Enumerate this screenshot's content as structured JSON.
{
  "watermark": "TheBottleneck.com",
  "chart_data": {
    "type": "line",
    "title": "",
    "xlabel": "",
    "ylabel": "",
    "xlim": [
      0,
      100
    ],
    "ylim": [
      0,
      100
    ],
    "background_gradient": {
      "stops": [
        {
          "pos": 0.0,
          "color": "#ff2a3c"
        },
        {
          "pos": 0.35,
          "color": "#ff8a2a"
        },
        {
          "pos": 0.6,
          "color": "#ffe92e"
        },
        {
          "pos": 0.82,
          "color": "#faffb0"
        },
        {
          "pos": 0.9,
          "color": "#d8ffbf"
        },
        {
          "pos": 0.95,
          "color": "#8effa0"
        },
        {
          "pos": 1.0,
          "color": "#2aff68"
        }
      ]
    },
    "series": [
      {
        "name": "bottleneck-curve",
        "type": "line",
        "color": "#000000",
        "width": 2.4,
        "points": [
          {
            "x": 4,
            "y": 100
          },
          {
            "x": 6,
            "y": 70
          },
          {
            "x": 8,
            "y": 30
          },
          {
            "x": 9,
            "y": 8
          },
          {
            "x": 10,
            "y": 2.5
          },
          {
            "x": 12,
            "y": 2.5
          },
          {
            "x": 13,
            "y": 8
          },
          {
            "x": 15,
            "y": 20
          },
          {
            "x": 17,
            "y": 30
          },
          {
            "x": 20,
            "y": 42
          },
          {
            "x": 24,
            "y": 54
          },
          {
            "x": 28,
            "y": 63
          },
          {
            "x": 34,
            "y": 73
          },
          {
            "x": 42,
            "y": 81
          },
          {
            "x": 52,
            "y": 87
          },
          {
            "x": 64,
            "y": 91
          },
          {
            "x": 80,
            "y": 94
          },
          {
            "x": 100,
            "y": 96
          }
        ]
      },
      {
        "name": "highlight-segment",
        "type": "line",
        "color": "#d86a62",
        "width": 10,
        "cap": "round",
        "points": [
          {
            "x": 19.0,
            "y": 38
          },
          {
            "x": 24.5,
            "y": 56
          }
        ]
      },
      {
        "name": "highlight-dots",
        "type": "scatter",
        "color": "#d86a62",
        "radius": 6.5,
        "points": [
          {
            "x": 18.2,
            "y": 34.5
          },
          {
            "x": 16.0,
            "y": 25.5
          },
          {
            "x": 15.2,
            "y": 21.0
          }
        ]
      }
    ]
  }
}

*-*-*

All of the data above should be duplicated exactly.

Enumerate this screenshot's content as structured JSON.
{
  "watermark": "TheBottleneck.com",
  "chart_data": {
    "type": "line",
    "title": "",
    "xlabel": "",
    "ylabel": "",
    "xlim": [
      0,
      100
    ],
    "ylim": [
      0,
      100
    ],
    "background_gradient": {
      "stops": [
        {
          "pos": 0.0,
          "color": "#ff2a3c"
        },
        {
          "pos": 0.35,
          "color": "#ff8a2a"
        },
        {
          "pos": 0.6,
          "color": "#ffe92e"
        },
        {
          "pos": 0.82,
          "color": "#faffb0"
        },
        {
          "pos": 0.9,
          "color": "#d8ffbf"
        },
        {
          "pos": 0.95,
          "color": "#8effa0"
        },
        {
          "pos": 1.0,
          "color": "#2aff68"
        }
      ]
    },
    "series": [
      {
        "name": "bottleneck-curve",
        "type": "line",
        "color": "#000000",
        "width": 2.4,
        "points": [
          {
            "x": 4,
            "y": 100
          },
          {
            "x": 6,
            "y": 70
          },
          {
            "x": 8,
            "y": 30
          },
          {
            "x": 9,
            "y": 8
          },
          {
            "x": 10,
            "y": 2.5
          },
          {
            "x": 12,
            "y": 2.5
          },
          {
            "x": 13,
            "y": 8
          },
          {
            "x": 15,
            "y": 20
          },
          {
            "x": 17,
            "y": 30
          },
          {
            "x": 20,
            "y": 42
          },
          {
            "x": 24,
            "y": 54
          },
          {
            "x": 28,
            "y": 63
          },
          {
            "x": 34,
            "y": 73
          },
          {
            "x": 42,
            "y": 81
          },
          {
            "x": 52,
            "y": 87
          },
          {
            "x": 64,
            "y": 91
          },
          {
            "x": 80,
            "y": 94
          },
          {
            "x": 100,
            "y": 96
          }
        ]
      },
      {
        "name": "highlight-segment",
        "type": "line",
        "color": "#d86a62",
        "width": 10,
        "cap": "round",
        "points": [
          {
            "x": 19.0,
            "y": 38
          },
          {
            "x": 24.5,
            "y": 56
          }
        ]
      },
      {
        "name": "highlight-dots",
        "type": "scatter",
        "color": "#d86a62",
        "radius": 6.5,
        "points": [
          {
            "x": 18.2,
            "y": 34.5
          },
          {
            "x": 16.0,
            "y": 25.5
          },
          {
            "x": 15.2,
            "y": 21.0
          }
        ]
      }
    ]
  }
}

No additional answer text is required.